Girlpool’s debut was beautifully simple, at least instrumentally. Harmony Tividad and Cleo Tucker’s tender vocals washed over twisting and turning guitar and bass lines, and showed the pair to be an intriguingly unique proposition.
Its follow-up, and the band’s debut on Anti-, sees them aiming for the stars. From the moment opener and debut single ‘123’ fully kicks in with the first drums ever heard on a Girlpool record, ‘Powerplant’ largely leaves the introspection of ‘Before The World Was Big’ behind.

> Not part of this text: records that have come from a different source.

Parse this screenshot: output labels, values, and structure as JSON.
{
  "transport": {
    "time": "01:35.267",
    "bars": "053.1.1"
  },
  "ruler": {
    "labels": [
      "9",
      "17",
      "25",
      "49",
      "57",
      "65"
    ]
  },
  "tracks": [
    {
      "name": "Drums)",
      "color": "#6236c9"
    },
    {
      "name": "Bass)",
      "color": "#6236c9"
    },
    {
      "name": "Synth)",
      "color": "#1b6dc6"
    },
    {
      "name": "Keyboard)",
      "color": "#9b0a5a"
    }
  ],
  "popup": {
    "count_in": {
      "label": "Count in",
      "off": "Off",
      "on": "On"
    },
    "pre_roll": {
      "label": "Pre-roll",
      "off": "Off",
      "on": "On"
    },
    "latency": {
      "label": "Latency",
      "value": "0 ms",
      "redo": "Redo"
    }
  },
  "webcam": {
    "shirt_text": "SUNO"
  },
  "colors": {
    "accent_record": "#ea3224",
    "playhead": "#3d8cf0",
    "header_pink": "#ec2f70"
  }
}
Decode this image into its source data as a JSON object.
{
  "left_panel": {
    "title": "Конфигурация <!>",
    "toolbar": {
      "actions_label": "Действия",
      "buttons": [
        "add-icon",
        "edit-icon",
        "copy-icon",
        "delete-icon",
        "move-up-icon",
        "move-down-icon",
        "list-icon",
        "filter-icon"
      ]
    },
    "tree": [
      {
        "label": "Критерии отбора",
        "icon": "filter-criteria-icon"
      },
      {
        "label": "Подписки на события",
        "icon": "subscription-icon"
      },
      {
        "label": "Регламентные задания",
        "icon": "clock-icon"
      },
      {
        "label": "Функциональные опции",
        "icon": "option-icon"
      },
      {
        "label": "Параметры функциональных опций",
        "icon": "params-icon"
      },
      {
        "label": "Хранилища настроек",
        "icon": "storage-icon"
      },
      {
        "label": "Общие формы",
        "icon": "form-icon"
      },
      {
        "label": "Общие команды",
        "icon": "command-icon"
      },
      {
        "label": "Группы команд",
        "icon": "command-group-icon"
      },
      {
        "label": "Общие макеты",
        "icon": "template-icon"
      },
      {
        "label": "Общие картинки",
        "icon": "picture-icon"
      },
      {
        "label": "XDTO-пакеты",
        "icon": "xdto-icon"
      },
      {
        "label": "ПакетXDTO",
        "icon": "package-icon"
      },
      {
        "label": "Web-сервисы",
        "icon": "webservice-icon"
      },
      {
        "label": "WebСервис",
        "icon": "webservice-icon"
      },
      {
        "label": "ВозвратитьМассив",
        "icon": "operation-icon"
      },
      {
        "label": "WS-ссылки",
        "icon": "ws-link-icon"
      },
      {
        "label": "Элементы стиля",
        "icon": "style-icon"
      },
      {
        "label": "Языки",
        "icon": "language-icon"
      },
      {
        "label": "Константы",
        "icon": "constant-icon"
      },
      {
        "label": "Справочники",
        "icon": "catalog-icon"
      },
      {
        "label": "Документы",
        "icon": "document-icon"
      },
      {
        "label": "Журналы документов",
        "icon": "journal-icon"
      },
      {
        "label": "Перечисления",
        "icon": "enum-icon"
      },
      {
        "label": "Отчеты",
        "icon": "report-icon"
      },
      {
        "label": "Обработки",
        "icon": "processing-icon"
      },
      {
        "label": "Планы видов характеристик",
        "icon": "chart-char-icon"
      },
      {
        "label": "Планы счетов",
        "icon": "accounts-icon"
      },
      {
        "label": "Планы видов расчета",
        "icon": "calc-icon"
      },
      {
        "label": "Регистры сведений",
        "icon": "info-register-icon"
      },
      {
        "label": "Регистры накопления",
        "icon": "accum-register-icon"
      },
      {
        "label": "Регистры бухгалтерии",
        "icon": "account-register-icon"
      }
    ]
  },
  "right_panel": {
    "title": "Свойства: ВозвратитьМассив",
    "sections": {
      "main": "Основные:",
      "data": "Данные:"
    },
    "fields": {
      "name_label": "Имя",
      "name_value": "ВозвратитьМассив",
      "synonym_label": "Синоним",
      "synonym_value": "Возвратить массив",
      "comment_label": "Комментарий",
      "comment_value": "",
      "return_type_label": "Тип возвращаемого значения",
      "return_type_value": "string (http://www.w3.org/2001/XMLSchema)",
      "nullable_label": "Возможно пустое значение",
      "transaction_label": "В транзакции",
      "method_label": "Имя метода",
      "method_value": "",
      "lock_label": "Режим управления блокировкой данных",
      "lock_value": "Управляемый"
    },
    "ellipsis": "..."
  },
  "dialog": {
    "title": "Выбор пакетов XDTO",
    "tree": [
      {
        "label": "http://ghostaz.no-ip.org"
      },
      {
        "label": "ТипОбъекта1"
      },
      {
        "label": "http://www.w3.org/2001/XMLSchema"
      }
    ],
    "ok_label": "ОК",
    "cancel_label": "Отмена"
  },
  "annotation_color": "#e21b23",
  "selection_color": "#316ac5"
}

The hushed vocals of ‘Sleepless’ melt into a chorus-of-sorts blanketed by distortion, and large periods of ‘Powerplant’ team the kind of polarising elements that Elliott Smith fitted together so well - of highly emotional whispered vocals given stadium-sized backing from huge drums and piercing guitars.
‘Corner Stone’ is beautifully jangly while the fidgety ‘Kiss and Burn’ is the most complex Girlpool have ever sounded. The relative loss of simplicity makes ‘Powerplant’ a listen that takes longer to settle and sink in, but when it’s wormed its way in, it proves itself to be just as affecting and crushing as its predecessor.
The bitter, massive ‘She Goes By’ and the chunky ‘Static Somewhere’ close the album with little fanfare, and ‘Powerplant’ isn’t an album of swooping highs and crushing lows - somewhat unexpectedly, adding more elements to the band’s sound has made the album tread a largely similar line from front to back.
The beefing up of Girlpool’s sound on ‘Powerplant’ works marvellously in parts, but at points serves to dilute the individuality the pair presented on their debut.